That coal-fired generation is growing is unsurprising: according to estimates by the International Energy Agency, its costs are still 20 per cent to 30 per cent below those of natural gas and nuclear, and are even lower compared with intermittent sources such as solar and wind (which require costly backup generation, and expensive transmission networks, to provide reliable power).
The result is that even countries such as Egypt, Pakistan and Malawi, which now have no coal plants, are investing in large-scale coal generation, thus reshaping the long-term politics of climate change negotiations.
The G20 should therefore have seen Trump’s recommendation that developing countries be encouraged to design and operate fossil-fuel capacity “more cleanly and efficiently” as obvious common sense.
But the leaders who lined up against Trump preferred to put their collective heads firmly in the sand, as ostriches — a creature whose brain, as a ratio to body mass, is 17 times smaller than a chicken’s — are reputed to do, as if what they refused to look at would surely go away.
That may seem par for the course. After all, as the outcomes (or lack of outcomes) from the vast commitments made at the Brisbane summit painfully showed, no one takes the G20 communique seriously, least of all those who sign it. Seeing the leaders lined up for the group portrait at that meeting’s end, it was difficult not to think of the soothsayers Cicero ridiculed 2000 years ago who, knowing how many innocents they had fooled, winked when they came across each other in the street.
However, as Hannah Arendt reminded us, the seers and sophists Cicero derided were satisfied with a fleeting victory at the expense of truth; what makes their contemporary counterparts so dangerous is that they seek a more lasting victory at the expense of reality.

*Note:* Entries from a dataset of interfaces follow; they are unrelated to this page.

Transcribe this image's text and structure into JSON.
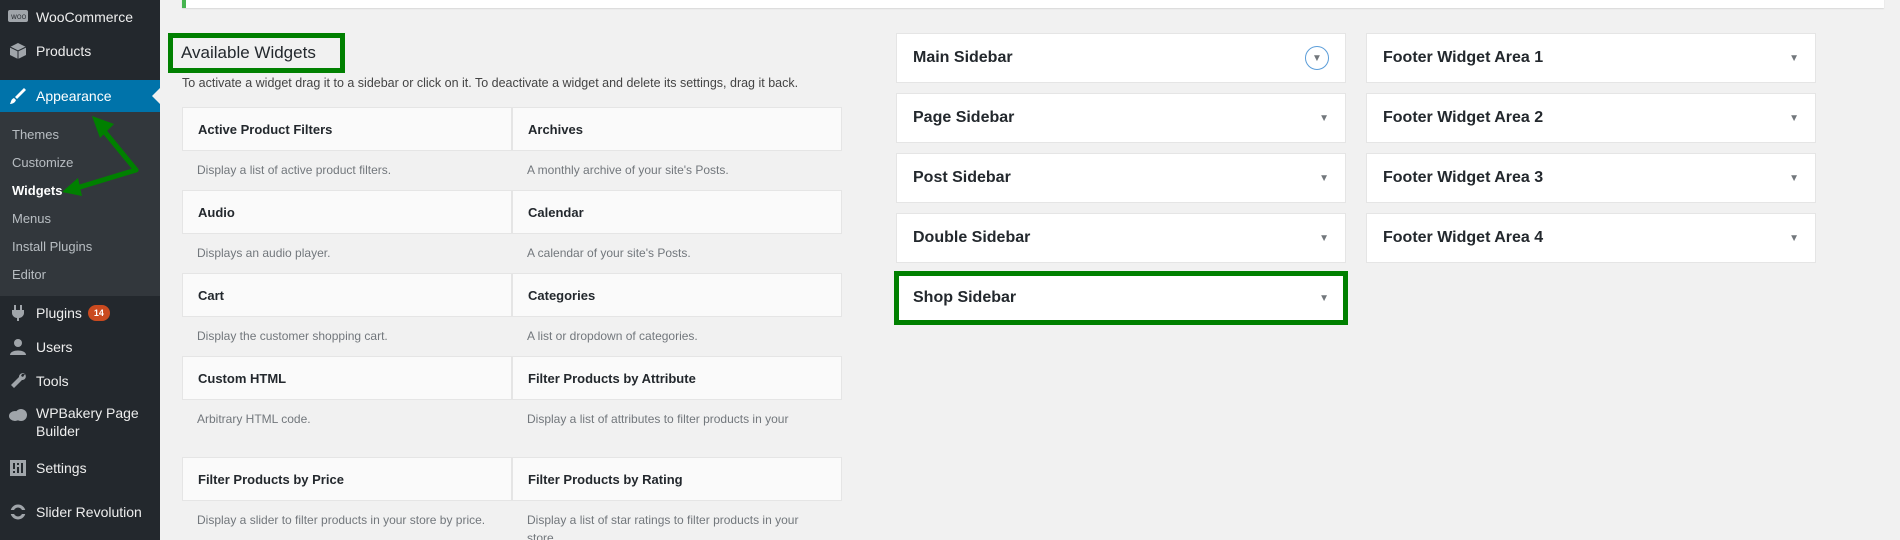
{
  "menu": {
    "woocommerce": "WooCommerce",
    "products": "Products",
    "appearance": "Appearance",
    "submenu": [
      "Themes",
      "Customize",
      "Widgets",
      "Menus",
      "Install Plugins",
      "Editor"
    ],
    "plugins": "Plugins",
    "plugins_badge": "14",
    "users": "Users",
    "tools": "Tools",
    "wpbakery_line1": "WPBakery Page",
    "wpbakery_line2": "Builder",
    "settings": "Settings",
    "slider": "Slider Revolution"
  },
  "available": {
    "title": "Available Widgets",
    "description": "To activate a widget drag it to a sidebar or click on it. To deactivate a widget and delete its settings, drag it back."
  },
  "widgets": [
    {
      "title": "Active Product Filters",
      "desc": "Display a list of active product filters."
    },
    {
      "title": "Archives",
      "desc": "A monthly archive of your site's Posts."
    },
    {
      "title": "Audio",
      "desc": "Displays an audio player."
    },
    {
      "title": "Calendar",
      "desc": "A calendar of your site's Posts."
    },
    {
      "title": "Cart",
      "desc": "Display the customer shopping cart."
    },
    {
      "title": "Categories",
      "desc": "A list or dropdown of categories."
    },
    {
      "title": "Custom HTML",
      "desc": "Arbitrary HTML code."
    },
    {
      "title": "Filter Products by Attribute",
      "desc": "Display a list of attributes to filter products in your"
    },
    {
      "title": "Filter Products by Price",
      "desc": "Display a slider to filter products in your store by price."
    },
    {
      "title": "Filter Products by Rating",
      "desc": "Display a list of star ratings to filter products in your store."
    }
  ],
  "sidebars_left": [
    "Main Sidebar",
    "Page Sidebar",
    "Post Sidebar",
    "Double Sidebar",
    "Shop Sidebar"
  ],
  "sidebars_right": [
    "Footer Widget Area 1",
    "Footer Widget Area 2",
    "Footer Widget Area 3",
    "Footer Widget Area 4"
  ],
  "colors": {
    "annotation_green": "#008000",
    "admin_bg": "#23282d",
    "admin_active": "#0073aa"
  }
}
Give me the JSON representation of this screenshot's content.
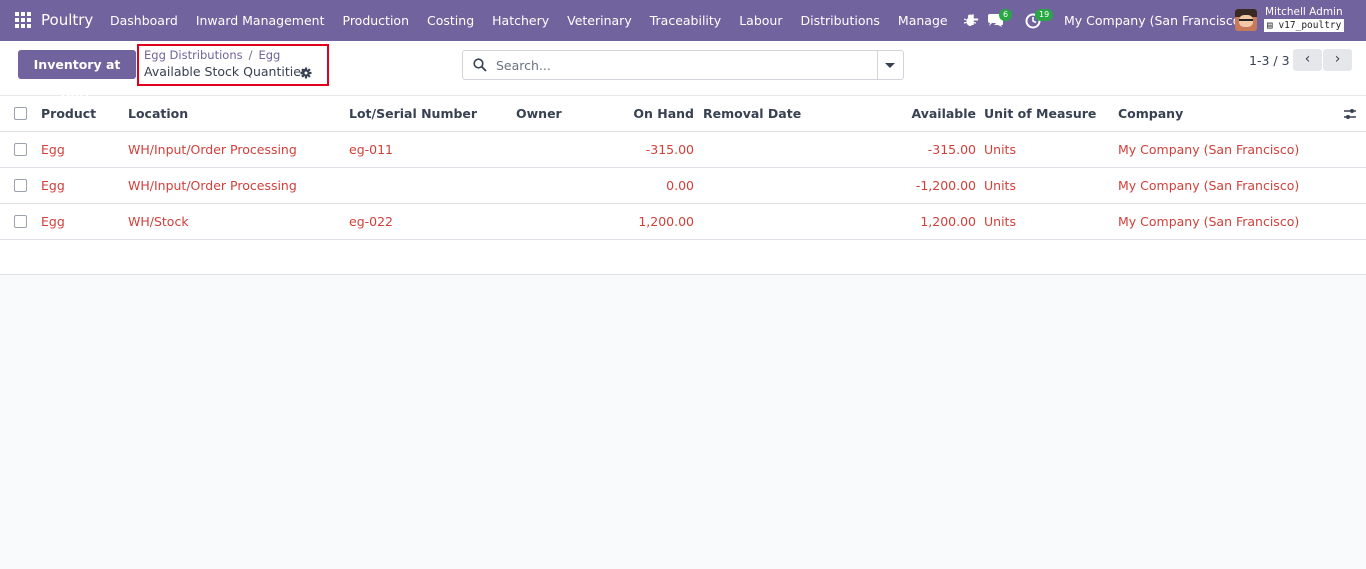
{
  "navbar": {
    "brand": "Poultry",
    "menu": [
      "Dashboard",
      "Inward Management",
      "Production",
      "Costing",
      "Hatchery",
      "Veterinary",
      "Traceability",
      "Labour",
      "Distributions",
      "Manage"
    ],
    "plus": "+",
    "chat_count": "6",
    "activity_count": "19",
    "company": "My Company (San Francisco)",
    "user_name": "Mitchell Admin",
    "database": "v17_poultry"
  },
  "control": {
    "button_label": "Inventory at Date",
    "breadcrumb": [
      "Egg Distributions",
      "Egg"
    ],
    "breadcrumb_sep": "/",
    "title": "Available Stock Quantities",
    "search_placeholder": "Search...",
    "pager": "1-3 / 3",
    "pager_prev": "‹",
    "pager_next": "›"
  },
  "table": {
    "columns": [
      "Product",
      "Location",
      "Lot/Serial Number",
      "Owner",
      "On Hand",
      "Removal Date",
      "Available",
      "Unit of Measure",
      "Company"
    ],
    "rows": [
      {
        "product": "Egg",
        "location": "WH/Input/Order Processing",
        "lot": "eg-011",
        "owner": "",
        "on_hand": "-315.00",
        "removal_date": "",
        "available": "-315.00",
        "uom": "Units",
        "company": "My Company (San Francisco)"
      },
      {
        "product": "Egg",
        "location": "WH/Input/Order Processing",
        "lot": "",
        "owner": "",
        "on_hand": "0.00",
        "removal_date": "",
        "available": "-1,200.00",
        "uom": "Units",
        "company": "My Company (San Francisco)"
      },
      {
        "product": "Egg",
        "location": "WH/Stock",
        "lot": "eg-022",
        "owner": "",
        "on_hand": "1,200.00",
        "removal_date": "",
        "available": "1,200.00",
        "uom": "Units",
        "company": "My Company (San Francisco)"
      }
    ]
  },
  "colors": {
    "navbar": "#71639e",
    "primary_button": "#71639e",
    "link": "#71639e",
    "negative_row_text": "#d23f3a",
    "highlight_box": "#e0001b",
    "badge": "#28a745"
  }
}
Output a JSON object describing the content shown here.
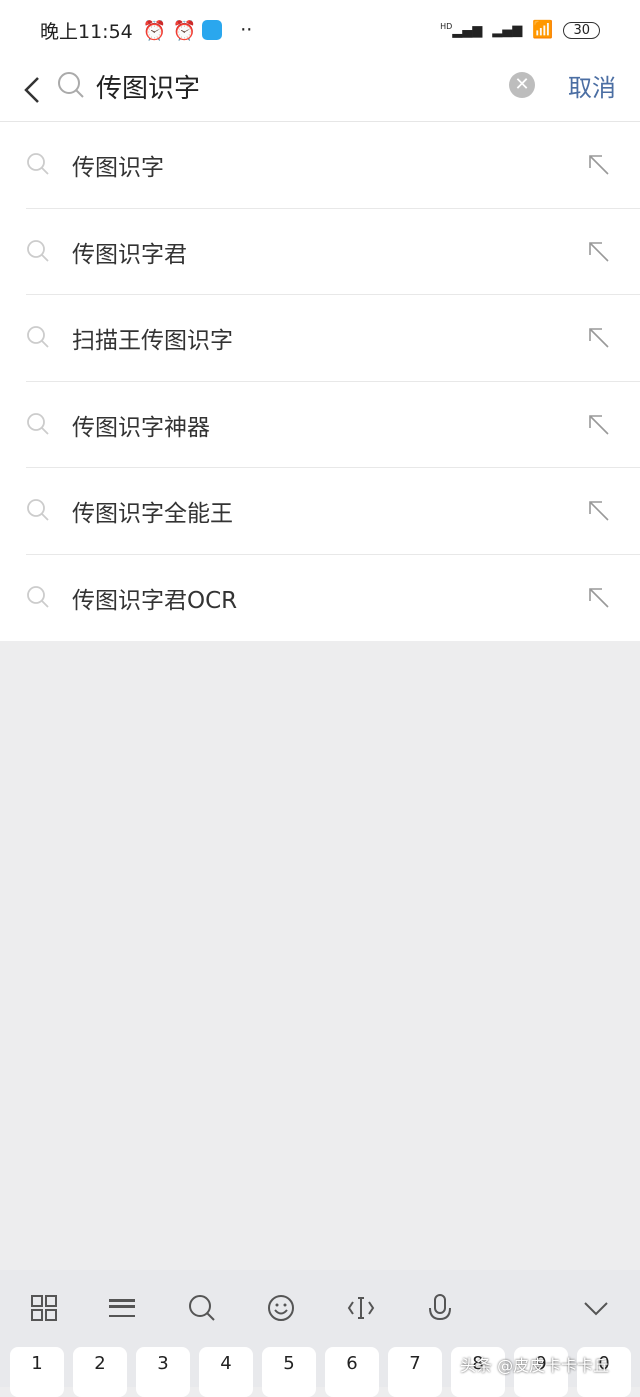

Yet denying reality is never costless. Yes, the mass of euphemisms, question-begging assertions and sheer cloudy vagueness each G20 summit generates may seem just another dose of what Kurt Vonnegut called foma — “harmless untruths, intended to comfort simple souls”.
But as meaningless rhetoric descends into cant, and what was once a charade degenerates into a fraud, even the simplest souls realise they are being played for mugs. It is then that they turn to people like Trump, who may be no more sincere than the other G20 leaders but at least has the ring of authenticity: he too may not mean what he says but, unlike his adversaries, he is what he claims to be.
Little wonder the just-released Edelman Trust Barometer paints a picture for the US that differs starkly from that for the other advanced economies.
In the US, Edelman finds, public trust in government has rebounded since last year’s election and, despite Trump’s mishaps, now exceeds that in any European country other than The Netherlands; as for France, Germany and Australia, public confidence in government has continued to shrivel, reaching levels that are a fifth to a half below those in the US.
Collapsing public trust ought to shock political leaders into changing their tune. But if there is a lesson from history, it is that those who set out to fool others end up fooling only themselves: “With pious fraud as with a bad action,” Thomas Jefferson warned, “falsehood of the tongue leads to that of the heart, and in time depraves all good dispositions.”
Illusionists so habituated to self-deception that they have lost any sense of incongruity, the G20 leaders are trapped in the nonsense they continue to spout — nonsense Trump, in an all too rare display of leadership, rightly challenged. Uhlmann, who is as able as they come, knows that. The pity is that he chose not to say it.